- Exercise description: Take each line from the entries that holds "JSON" and copy it out.

(Dataset rows for apps and sites)
━━━━━━━━

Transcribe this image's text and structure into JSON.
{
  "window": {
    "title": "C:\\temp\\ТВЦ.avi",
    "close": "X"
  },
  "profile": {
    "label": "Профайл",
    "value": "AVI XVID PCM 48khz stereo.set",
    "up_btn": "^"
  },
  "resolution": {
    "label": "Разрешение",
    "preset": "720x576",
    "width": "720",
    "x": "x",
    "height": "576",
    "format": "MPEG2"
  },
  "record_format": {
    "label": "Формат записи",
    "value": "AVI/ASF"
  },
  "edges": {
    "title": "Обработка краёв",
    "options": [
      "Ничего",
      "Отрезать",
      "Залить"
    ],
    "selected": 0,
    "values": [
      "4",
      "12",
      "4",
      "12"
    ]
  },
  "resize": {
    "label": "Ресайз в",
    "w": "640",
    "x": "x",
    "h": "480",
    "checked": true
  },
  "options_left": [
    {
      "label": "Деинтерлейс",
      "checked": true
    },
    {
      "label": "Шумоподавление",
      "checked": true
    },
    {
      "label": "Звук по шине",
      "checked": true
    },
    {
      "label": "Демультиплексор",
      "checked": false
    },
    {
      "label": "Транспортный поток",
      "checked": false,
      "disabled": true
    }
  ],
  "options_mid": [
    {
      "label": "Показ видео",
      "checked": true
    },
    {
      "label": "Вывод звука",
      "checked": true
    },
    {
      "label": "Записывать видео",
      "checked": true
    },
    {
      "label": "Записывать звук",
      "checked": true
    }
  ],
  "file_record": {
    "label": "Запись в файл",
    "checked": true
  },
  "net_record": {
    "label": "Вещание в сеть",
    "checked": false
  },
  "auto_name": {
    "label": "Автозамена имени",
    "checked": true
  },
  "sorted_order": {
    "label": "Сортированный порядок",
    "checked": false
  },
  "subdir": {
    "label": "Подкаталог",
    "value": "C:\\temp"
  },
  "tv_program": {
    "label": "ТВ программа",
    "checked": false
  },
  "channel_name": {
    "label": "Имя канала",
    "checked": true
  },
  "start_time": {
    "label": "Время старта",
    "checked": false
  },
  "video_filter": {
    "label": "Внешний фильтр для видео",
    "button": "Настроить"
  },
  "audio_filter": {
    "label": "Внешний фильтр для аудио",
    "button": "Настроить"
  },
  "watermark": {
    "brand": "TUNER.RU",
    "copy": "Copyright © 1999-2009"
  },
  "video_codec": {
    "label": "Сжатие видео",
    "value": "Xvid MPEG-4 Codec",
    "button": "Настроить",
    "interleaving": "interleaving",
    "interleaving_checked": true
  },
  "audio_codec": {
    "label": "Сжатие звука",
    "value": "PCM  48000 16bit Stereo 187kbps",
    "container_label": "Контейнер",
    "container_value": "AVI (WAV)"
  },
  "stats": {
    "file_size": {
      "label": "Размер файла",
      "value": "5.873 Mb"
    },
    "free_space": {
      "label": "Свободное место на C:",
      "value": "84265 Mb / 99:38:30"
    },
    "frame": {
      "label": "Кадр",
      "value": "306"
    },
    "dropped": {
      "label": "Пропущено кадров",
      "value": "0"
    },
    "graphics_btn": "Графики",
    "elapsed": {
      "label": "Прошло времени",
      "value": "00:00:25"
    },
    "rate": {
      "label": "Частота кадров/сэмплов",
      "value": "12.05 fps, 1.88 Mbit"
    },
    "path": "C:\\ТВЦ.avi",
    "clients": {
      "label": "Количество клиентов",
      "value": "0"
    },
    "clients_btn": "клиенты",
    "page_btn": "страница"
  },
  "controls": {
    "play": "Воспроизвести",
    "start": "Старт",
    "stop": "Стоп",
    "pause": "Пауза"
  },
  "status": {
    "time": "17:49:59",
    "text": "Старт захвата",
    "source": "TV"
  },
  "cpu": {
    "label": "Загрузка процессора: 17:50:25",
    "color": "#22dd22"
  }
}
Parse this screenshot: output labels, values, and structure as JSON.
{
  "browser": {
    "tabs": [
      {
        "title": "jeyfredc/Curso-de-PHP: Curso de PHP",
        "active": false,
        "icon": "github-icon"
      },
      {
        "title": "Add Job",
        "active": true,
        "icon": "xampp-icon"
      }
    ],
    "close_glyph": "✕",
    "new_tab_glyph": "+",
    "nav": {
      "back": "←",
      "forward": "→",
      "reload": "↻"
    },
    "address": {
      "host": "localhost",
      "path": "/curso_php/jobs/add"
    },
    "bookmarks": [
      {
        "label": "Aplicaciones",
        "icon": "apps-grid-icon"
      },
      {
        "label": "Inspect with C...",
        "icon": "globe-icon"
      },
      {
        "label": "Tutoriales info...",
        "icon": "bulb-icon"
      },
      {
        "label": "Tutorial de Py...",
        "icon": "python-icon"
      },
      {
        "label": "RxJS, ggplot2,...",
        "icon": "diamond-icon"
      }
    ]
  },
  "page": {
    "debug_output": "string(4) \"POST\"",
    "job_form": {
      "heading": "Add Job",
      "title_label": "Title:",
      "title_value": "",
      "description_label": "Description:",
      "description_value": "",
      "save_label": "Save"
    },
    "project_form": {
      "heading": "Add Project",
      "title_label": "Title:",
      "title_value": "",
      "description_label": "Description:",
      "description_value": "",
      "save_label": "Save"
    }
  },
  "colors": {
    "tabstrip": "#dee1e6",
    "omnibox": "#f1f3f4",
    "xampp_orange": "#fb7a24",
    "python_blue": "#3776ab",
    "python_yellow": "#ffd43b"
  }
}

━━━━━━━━

- Result of this task:
Transcribe this image's text and structure into JSON.
Parse this screenshot: output labels, values, and structure as JSON.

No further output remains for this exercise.